Monday, April 29, 2013

Shattered Lives, Forgiveness, and Restoration: An Interview with Inspirational Romance Author Lucie Ulrich

1) Please tell us about Broken Vessels. 

Broken Vessels is set in Colorado Springs, Colorado, one of my favorite places. It’s a story of shattered lives, forgiveness and restoration, revolving around a man and women, once childhood friends, who have each suffered great loss. They meet again after being apart for ten years, and rekindle their friendship. There is plenty of family dynamic, with a good dose of love/hate relationships, secrets and betrayals. Though the story is faith-based, it’s far from sweet and sappy. I won’t deny that my beliefs run throughout, but I worked very hard not to sound preachy.

2) Please tell us about your main characters.

Emma Brody is a former fashion model who bears not only emotional scars, but physical ones as well. Her struggles to make a new life for herself as a potter are impeded by a lack of self-esteem, an overbearing mother, and a brother whose main goal in life is to restore peace between Emma and their mother, Louise. Sadly, Louise can’t forgive her only daughter for what she considers “the sins of her past.” Emma is one who not only keeps secrets she’s one to run when things go wrong. And it terrifies her that Luke is getting too close.

Luke Connors has spent two years in therapy dealing with the loss of his wife and two young sons. He’s traded in his life as a high school counselor to take over his father’s landscaping business. He’s not looking for love, but his life changes when Emma moves back to their hometown. It doesn’t take long for them to become friends again. Like Emma’s brother, Jimmy, Luke is a fixer. His desire for Emma to see beyond her scars causes friction, and threatens to derail the unexpected feelings he’s feeling for her.

3) One of the main themes of your novel seems to be forgiveness. Why did you choose that as one of your main points of thematic focus?
About fifteen years ago I read a book by John Bevere called The Bait of Satan, which speaks of the effects of holding onto a grudge, or offence. It changed my mind-set, and made me realize how important forgiveness is for spirit, soul and body. I wanted Broken Vessels to reflect that by showing different degrees of conflict, and allowing the characters to make their own choices where forgiveness is concerned, and to live through the consequences of their decisions.

4) What, to you, fundamentally defines a romance book?

Great question! For me, a great romance is a story of love and commitment. It doesn’t matter if the couple is already married, or finding each other for the first time. A friend and fellow writer once said that for her, romance had to include sex. I don’t necessarily agree with that assessment. I do believe there needs to be sexual tension, however. I suppose the degree to which it’s shown depends on whether a book is classified secular or inspirational.

Strong characters are a must for me. I can’t stand wimpy women who wait for their hero to ride in on a white horse and save the day.
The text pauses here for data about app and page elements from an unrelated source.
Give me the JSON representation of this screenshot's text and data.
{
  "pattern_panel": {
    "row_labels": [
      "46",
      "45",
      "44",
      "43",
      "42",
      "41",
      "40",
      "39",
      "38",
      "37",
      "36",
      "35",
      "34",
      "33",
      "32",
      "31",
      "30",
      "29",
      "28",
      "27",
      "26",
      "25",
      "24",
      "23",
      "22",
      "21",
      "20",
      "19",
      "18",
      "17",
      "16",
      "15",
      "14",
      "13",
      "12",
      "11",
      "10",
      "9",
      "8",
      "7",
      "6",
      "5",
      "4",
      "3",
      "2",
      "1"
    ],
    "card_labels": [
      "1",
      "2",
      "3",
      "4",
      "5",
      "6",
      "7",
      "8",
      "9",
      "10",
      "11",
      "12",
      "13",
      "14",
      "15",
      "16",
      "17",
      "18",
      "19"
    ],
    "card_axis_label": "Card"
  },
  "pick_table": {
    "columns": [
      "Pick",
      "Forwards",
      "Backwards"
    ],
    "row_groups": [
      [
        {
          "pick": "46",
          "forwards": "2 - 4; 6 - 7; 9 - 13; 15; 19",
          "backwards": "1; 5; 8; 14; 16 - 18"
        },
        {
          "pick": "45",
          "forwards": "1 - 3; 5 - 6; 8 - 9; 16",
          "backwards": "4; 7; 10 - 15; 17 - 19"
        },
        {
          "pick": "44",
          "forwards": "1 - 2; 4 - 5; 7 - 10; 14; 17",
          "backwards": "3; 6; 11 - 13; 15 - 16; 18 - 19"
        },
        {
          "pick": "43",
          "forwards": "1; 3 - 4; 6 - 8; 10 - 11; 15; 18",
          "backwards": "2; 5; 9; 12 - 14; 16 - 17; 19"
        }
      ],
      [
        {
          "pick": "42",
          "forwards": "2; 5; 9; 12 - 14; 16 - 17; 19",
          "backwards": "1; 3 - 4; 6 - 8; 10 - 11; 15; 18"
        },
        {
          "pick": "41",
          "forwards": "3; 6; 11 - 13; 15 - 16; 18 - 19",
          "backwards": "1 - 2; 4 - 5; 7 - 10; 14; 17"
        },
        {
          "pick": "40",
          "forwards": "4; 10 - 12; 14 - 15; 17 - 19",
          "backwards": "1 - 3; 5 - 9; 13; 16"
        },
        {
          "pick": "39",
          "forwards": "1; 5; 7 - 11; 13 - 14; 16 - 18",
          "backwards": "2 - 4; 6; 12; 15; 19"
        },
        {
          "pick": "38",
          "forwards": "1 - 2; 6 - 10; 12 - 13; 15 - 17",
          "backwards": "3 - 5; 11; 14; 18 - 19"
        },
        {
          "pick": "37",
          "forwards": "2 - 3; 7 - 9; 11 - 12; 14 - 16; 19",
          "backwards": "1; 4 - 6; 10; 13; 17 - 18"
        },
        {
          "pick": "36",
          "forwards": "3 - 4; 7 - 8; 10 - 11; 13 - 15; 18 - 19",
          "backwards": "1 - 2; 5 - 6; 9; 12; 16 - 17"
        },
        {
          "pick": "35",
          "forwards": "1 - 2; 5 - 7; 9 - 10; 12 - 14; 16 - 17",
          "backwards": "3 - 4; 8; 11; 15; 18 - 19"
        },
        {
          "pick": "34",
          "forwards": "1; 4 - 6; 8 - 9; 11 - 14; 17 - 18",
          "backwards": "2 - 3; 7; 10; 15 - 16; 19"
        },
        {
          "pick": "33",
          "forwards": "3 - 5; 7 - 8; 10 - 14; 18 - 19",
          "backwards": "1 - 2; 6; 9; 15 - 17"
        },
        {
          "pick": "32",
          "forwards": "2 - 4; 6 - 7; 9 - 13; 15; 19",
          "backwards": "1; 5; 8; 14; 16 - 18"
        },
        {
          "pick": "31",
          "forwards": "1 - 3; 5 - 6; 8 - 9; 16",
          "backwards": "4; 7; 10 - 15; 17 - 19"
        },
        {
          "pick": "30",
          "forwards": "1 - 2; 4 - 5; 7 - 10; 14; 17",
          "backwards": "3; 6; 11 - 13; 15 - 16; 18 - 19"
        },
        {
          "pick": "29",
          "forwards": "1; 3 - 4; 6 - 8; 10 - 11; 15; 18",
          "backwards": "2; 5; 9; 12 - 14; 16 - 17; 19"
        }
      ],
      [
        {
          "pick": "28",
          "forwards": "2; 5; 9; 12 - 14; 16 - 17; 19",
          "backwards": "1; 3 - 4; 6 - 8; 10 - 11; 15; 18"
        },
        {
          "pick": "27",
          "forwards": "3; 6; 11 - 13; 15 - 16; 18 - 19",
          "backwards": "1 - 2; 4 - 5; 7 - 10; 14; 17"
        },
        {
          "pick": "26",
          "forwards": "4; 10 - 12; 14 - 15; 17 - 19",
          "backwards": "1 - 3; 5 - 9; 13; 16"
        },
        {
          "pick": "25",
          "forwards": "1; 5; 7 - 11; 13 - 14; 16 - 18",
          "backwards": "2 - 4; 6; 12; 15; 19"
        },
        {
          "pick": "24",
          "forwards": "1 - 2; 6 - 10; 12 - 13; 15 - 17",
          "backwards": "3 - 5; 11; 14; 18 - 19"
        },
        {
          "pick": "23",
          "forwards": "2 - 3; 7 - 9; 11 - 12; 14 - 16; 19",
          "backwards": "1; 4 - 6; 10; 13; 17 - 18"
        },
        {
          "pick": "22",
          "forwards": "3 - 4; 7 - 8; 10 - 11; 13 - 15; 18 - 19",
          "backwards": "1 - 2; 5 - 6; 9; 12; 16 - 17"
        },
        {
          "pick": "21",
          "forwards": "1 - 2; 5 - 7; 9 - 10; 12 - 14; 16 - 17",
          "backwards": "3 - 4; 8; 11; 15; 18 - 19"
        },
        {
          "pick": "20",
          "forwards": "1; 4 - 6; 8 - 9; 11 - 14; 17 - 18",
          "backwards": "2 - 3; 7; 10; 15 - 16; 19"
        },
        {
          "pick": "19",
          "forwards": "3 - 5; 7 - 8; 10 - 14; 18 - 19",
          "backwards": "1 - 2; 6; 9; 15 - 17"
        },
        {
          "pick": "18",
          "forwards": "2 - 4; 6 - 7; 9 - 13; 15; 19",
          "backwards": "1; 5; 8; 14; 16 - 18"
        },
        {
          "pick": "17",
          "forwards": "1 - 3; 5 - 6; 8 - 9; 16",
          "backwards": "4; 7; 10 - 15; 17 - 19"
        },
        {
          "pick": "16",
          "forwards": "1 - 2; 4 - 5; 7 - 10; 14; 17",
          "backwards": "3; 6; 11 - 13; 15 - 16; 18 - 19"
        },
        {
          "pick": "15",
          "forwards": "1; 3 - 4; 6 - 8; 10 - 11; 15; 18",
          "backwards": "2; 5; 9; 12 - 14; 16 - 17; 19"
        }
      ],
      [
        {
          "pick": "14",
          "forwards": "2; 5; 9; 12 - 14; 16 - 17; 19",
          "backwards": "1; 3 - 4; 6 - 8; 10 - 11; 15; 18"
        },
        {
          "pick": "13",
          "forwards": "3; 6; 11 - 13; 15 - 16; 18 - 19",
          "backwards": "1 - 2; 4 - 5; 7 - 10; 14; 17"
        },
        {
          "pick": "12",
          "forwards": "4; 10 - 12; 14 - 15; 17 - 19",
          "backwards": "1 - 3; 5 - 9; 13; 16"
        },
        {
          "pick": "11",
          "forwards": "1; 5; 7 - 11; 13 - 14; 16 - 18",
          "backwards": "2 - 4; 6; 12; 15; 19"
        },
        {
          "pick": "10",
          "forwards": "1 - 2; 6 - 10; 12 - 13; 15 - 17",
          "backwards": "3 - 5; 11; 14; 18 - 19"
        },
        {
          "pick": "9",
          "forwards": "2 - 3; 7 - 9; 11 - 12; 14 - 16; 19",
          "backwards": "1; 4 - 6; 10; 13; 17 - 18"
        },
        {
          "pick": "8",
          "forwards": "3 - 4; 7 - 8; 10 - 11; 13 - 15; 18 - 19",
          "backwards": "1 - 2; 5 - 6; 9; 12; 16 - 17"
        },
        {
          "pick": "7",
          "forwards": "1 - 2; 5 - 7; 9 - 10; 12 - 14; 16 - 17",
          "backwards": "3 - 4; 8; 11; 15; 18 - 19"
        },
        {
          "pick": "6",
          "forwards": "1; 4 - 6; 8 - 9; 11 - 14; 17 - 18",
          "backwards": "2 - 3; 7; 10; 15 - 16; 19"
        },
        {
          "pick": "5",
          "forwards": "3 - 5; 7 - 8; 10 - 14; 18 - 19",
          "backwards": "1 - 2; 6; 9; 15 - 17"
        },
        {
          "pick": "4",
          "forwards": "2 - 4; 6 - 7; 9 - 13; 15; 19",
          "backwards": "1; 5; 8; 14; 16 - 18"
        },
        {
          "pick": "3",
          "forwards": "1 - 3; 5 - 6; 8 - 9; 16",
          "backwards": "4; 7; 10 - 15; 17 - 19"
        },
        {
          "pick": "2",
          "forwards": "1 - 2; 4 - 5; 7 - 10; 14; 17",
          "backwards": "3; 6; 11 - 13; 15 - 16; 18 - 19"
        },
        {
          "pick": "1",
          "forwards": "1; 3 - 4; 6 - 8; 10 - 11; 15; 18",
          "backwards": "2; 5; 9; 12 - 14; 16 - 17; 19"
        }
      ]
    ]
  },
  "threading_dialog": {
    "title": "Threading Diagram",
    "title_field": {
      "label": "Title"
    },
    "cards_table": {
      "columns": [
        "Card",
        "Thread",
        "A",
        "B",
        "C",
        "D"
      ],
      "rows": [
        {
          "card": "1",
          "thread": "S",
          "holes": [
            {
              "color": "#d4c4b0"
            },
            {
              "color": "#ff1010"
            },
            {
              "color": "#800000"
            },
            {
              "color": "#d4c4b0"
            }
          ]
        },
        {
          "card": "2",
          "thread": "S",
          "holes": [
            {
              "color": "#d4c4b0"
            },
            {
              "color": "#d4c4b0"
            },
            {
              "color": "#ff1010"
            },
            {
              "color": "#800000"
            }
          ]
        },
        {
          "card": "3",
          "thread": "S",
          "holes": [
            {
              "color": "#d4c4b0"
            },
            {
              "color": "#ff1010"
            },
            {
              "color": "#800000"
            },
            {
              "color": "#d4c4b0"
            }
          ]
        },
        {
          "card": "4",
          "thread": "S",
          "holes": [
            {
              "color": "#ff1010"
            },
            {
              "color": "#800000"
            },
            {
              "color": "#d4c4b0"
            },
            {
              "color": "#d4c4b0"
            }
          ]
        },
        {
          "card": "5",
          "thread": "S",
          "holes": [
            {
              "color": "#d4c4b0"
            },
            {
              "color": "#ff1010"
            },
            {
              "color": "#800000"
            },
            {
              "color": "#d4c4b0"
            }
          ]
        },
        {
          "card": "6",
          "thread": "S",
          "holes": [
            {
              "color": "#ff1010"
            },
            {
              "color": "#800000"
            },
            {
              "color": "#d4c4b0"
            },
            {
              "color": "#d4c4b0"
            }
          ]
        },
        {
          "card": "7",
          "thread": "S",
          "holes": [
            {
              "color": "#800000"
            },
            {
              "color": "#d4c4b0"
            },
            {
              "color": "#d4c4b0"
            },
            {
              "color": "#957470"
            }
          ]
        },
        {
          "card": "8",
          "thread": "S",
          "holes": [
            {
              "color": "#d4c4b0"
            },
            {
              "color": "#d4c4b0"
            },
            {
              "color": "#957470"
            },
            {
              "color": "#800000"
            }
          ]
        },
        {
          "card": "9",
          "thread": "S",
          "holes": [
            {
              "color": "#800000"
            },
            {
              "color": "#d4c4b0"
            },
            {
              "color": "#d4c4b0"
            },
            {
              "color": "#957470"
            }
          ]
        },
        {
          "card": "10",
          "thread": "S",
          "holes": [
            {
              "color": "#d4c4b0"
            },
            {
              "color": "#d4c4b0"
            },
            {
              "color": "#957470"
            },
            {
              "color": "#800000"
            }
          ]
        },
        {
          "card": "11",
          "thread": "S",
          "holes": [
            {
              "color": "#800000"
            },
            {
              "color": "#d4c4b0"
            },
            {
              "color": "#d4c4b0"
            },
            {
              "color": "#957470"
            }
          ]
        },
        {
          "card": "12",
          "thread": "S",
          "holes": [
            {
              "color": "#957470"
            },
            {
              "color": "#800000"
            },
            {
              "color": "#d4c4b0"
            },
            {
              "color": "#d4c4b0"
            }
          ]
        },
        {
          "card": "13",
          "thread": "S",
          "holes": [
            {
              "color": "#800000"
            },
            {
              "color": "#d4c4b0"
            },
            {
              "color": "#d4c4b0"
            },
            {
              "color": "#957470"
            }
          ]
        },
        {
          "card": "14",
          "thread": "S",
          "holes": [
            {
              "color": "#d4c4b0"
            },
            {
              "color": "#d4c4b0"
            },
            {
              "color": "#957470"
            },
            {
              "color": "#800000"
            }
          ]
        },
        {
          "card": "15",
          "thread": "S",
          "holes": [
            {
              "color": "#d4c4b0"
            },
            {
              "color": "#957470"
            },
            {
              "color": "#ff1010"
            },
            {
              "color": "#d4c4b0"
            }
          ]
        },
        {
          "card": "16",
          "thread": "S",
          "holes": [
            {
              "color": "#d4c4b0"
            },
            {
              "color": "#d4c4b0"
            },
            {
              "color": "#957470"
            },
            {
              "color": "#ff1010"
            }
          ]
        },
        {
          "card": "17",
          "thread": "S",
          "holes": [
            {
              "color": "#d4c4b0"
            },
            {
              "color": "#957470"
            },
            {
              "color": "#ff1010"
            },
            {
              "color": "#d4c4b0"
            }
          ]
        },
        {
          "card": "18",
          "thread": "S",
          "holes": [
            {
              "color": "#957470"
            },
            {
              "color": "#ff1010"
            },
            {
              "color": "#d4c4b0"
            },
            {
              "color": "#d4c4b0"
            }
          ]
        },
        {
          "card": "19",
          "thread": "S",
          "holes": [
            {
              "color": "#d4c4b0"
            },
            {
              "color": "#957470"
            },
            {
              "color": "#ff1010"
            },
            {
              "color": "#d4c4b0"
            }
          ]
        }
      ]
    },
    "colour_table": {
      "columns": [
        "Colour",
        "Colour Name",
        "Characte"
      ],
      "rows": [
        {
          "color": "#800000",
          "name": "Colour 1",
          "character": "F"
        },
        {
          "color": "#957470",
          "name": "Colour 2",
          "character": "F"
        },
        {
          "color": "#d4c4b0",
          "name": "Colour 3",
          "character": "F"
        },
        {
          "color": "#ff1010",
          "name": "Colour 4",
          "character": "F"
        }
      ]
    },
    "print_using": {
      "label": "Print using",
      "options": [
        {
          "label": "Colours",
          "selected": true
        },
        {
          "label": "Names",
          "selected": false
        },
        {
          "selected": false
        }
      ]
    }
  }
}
That isn’t to say there shouldn’t be emotional conflict or angst. That’s vital to a good romance. A typical romance is a story of love – loss – love again. A happy ending is preferable, but not necessary. Nicholas Sparks has certainly proved that happy endings are not mandatory.

5) Do you have any links to any excerpts you'd like to share? 

There are sample chapters on my website

6) Where can readers find out more about you?

 On the above mentioned website, and on Twitter  @LucieUlrich 

7) Where can readers purchase your book? 

 My book is available at Amazon, Vyrso, B&N, ibooks, and Google Play.

6 comments:

J.P. Lane said...

Great interview, J.A. and Lucie. Lucie, Jane Austen would have agreed with you that a romance doesn't have to include sex. She was a master at creating passion without so much as a kiss.

J.A. Beard said...

Thanks, J.P.

Lucie Ulrich said...

J.A. Thank you for hosting me on your blog, and for putting up with my delay. Much appreciated.

Well said, J.P. Lane. Thanks for your comment.

J.A. Beard said...

You're welcome.

historywithatwist said...

Nice interview, J.A. I like your thoughts on forgiveness, Lucie. There's a message there for all of us. Well done to you both.

Lucie Ulrich said...

Thanks very much, historywithatwist!